new development concepts. A change of such magnitude
provokes strong reactions. Developers have a variety
of attitudes about .NET:
- "Wow! Neat stuff! I'm going to spend
as much time as I can spare to learn how this
all works in the beta."
- "Could be interesting, but I'll wait
for the real thing. No point in crashing my
development machine with a new language. Let
someone else find the bugs."
- "It's different from Visual Studio 6,
and therefore broken. The market will never
go for it. I'm not going to waste my time learning
Now let's think about the development world a
year from now, when VS.NET is on the shelves and
ready to use. Suppose Microsoft gets the majority
of the bugs out, demonstrates that it's a great
RAD environment, and markets it successfully to
managers. The first of those developers will have
job opportunities galore, while the last will
find himself maintaining existing order entry
code as his business shrinks. It's a clear win
for the developer who takes this opportunity to
build his knowledge portfolio.
But what if VS.NET doesn't succeed, Microsoft
can't fix the bugs, the company overprices the
product, sales flop, or the company pulls the
plug before the product gets shrink-wrapped?
The first developer still wins. How? By learning
new concepts from .NET. Maybe the importance of
metadata finally becomes clear. Maybe she comes
up with ideas for a class redesign in her own
application based on some of the .NET framework
classes. Maybe the notion of code-signing is finally
clear, or her understanding of Web interfaces
is improved. The point is that learning a particular
product, or a particular tool, or a particular
methodology is not simply a matter of building
a skill (at least, not if you're a pragmatic programmer).
As you learn, you can and should be thinking about
what's behind the product or tool or methodology,
what design concepts you can extract from it and
reuse, and what you can apply to your own applications.
In fact, I'd say this book itself would be an
excellent addition to your knowledge portfolio.
I'll go farther than that: If I'm ever in the
position of leading a development team in an office
again, this book will be one of those that I'll
stock in the restrooms, in multiple copies if
need be. In ten minutes of reading at random,
you're likely to find something here that directly

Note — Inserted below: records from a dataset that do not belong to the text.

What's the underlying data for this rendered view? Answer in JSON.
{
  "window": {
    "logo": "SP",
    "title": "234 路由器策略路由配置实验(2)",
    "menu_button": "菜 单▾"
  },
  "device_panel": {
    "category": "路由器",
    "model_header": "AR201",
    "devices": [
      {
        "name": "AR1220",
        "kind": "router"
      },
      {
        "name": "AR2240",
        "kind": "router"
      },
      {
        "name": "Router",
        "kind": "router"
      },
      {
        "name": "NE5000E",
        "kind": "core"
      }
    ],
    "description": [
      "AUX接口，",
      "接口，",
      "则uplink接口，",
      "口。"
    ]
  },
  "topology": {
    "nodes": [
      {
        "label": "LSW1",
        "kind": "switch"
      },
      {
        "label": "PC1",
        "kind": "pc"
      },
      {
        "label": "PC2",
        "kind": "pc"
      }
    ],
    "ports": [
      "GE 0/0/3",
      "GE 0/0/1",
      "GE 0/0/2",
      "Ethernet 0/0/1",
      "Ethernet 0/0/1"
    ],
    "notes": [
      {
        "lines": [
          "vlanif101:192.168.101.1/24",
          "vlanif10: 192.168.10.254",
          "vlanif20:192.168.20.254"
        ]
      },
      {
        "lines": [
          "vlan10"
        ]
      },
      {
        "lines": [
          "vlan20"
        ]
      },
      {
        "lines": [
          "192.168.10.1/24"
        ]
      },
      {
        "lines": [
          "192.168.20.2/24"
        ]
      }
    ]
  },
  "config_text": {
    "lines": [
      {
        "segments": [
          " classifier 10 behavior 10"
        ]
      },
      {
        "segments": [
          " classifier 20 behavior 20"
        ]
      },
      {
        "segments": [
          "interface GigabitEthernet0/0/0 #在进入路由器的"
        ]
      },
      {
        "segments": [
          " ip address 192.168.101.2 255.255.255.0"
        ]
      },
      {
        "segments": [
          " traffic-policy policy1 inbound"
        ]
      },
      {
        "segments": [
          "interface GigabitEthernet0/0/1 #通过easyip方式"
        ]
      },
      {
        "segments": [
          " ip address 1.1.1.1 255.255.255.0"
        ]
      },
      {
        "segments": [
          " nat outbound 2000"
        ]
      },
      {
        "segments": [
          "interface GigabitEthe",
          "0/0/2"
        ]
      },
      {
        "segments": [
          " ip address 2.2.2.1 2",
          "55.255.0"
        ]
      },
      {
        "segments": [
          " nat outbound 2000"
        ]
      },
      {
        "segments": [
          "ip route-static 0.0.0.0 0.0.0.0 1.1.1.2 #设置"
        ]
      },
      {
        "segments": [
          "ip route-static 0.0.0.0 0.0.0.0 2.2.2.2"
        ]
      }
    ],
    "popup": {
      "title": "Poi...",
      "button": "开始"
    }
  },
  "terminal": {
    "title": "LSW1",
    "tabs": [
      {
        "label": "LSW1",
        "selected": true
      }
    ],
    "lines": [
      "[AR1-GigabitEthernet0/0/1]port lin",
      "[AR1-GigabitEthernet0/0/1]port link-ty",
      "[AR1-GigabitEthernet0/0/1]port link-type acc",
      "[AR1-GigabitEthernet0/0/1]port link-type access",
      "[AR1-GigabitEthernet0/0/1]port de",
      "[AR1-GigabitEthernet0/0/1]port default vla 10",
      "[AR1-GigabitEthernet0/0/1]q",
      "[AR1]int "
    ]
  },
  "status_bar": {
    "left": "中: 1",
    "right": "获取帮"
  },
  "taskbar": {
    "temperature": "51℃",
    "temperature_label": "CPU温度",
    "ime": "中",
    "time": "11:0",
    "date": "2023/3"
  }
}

applies to your current project. It's hard to
find more of a bargain than that.
Mike Gunderloy, MCSE, MCSD, MCDBA, is a former MCP columnist and the author of numerous development books.